In the future, more controlled prospective clinical trials will be needed to confirm the benefit of using 4ST sponges for reducing sinus membrane perforation during the reflection of the sinus membrane in the lateral window approach. To overcome the limitations of our study, additional controlled prospective studies need to be conducted to verify the usefulness of the sponges in reducing sinus membrane perforations. To reduce confounding factors, a single surgeon should perform all procedures using a single method of window creation in a prospective study to analyze the efficacy of this medical-grade sponge technique.
Within the limitations of this study, there was no statistically significant difference in sinus membrane perforation during sinus floor elevation with medical-grade polyurethane sponges as compared with sinusotomy curettes. However, the difference in the perforation rate between the 2 techniques (43% vs 7%) was felt to be clinically significant.
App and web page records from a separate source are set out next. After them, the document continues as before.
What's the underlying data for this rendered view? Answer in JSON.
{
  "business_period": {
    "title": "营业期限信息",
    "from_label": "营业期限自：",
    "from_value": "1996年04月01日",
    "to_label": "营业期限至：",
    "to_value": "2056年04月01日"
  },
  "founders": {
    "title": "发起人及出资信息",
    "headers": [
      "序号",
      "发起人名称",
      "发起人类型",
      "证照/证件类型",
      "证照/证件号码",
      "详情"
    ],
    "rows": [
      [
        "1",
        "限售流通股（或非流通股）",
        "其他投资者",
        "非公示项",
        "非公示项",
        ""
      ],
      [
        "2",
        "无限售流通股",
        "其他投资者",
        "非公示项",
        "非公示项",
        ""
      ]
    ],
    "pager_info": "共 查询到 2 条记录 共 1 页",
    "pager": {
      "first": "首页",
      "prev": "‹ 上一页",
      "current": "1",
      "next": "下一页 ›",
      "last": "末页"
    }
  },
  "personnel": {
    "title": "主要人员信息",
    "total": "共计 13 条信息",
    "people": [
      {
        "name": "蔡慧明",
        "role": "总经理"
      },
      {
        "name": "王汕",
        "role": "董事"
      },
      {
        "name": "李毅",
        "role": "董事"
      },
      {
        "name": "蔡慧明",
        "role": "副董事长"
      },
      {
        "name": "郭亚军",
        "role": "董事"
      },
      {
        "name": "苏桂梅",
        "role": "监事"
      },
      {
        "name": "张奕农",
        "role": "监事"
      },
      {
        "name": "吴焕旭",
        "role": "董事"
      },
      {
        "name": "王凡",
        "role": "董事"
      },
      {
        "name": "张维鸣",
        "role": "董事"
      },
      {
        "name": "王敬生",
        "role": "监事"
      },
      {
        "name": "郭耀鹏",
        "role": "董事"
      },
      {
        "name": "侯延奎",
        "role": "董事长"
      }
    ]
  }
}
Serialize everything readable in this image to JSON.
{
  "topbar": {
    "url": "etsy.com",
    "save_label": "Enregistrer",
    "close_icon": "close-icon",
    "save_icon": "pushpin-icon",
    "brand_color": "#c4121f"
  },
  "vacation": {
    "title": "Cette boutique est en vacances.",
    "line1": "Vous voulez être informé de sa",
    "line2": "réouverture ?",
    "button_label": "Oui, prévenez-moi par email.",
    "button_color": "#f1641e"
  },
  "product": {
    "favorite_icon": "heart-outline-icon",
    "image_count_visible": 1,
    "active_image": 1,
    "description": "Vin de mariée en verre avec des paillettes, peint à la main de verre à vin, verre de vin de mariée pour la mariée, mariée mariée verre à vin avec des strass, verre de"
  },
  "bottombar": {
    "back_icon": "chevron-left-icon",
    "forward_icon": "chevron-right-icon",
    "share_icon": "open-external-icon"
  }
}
Because of the nature of this retrospective study and the relatively small sample size, a future prospective study is necessary to confirm these results.
cone-beam computerized topography
The authors do not have any financial interests in any of the products mentioned in this article.
This study was partially funded by the Department of Periodontology fund at Indiana University School of Dentistry. The authors would like to thank to Mr George J. Eckert, MAS, biostatistician supervisor, Department of Biostatistics, Indiana University School of Medicine, for the statistical analysis.